In any event, that choice may have unintended consequences for the legislators and for the taxpayers.

For instance, Idaho’s lawmakers engaged in a super spreader event. Anywhere else in Boise, they would have been subject to restrictions set by the city and the Central District Health Department: no groups larger than 50 while everyone is required to wear a face mask and practice social distancing in public.

Within their chambers and meeting rooms, lawmakers answer to their own rules.

They set no limits on crowd size. Start with 105 legislators. Throw in possibly 50 legislative staffers, lobbyists and reporters. Don’t forget the small army Emmett anarchist Ammon Bundy assembled.

With no requirements, few wore masks and few practiced social distancing.

Why not?

As far as many lawmakers are concerned, the pandemic is a farce. They even illegally voted to terminate Little’s emergency order.

“This emergency declaration has created the situation we’re in, not the virus,” said Rep. Vito Barbieri, R-Dalton Gardens. “(In) reaction to the potential damage from the virus, the government — oh, isn’t that normal for the government to create a problem and then figure out a solution that’s always more draconian, always more expensive?”

But where does that leave someone whose job required him to attend the special session?

If the state remains liable for simple negligence, would that expose to potential litigation a group of lawmakers who denied the pandemic and took almost no steps to contain it?

What about the other gorilla in the room — the thousands of people in state custody at the penitentiaries?

Just about anywhere you turn these days, there’s a COVID-19 outbreak among those held in confinement. So far in Idaho, there have been case surges at the Ada, Bonneville and Twin Falls county jails. The state of Idaho reported a second state inmate died of the coronavirus.

What did the Legislature tell families of inmates whose underlying health conditions — older, obese, diabetic or suffering from heart disease or an immunocompromised state — puts them at greater risk?

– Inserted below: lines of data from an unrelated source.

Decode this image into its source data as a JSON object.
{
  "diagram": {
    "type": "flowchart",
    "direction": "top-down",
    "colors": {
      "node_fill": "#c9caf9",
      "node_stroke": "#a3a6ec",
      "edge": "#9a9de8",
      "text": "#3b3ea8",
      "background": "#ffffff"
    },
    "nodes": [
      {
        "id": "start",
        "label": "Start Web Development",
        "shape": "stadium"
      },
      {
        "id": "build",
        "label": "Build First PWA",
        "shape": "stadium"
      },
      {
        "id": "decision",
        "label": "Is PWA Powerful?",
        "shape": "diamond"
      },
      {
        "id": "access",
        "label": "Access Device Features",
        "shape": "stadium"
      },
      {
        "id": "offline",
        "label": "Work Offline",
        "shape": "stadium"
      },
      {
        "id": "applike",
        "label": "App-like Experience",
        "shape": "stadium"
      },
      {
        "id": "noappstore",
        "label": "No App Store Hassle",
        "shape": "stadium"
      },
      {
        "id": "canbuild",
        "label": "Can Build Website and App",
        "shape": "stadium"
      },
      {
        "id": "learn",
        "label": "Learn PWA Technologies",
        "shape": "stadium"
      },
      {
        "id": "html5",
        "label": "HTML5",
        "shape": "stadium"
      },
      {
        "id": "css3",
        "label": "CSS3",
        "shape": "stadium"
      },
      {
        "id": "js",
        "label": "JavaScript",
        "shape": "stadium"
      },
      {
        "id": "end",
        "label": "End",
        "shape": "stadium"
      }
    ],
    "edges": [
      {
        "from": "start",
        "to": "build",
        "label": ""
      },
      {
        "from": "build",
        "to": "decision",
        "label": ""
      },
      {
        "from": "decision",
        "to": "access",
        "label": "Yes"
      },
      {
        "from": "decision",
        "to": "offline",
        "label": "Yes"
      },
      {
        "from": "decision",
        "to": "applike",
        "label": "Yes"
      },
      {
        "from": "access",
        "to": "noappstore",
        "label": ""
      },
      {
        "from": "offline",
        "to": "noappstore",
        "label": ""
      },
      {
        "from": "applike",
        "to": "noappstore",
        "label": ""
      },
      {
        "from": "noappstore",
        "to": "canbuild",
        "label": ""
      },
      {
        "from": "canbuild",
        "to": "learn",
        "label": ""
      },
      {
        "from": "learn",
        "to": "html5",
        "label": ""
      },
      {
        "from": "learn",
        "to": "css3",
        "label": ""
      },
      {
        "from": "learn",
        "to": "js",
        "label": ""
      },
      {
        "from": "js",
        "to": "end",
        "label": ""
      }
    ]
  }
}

What did the Legislature say to families of inmates who are being held on non-violent drug offenses and whose release on medical grounds would pose no risk to the rest of us?

This is the work product of a legislative session on a tight schedule held in late August. There wasn’t time enough for lawmakers to review all the issues or even hear all the people who had a stake in its outcome.

Do you think something got by them? — M.T.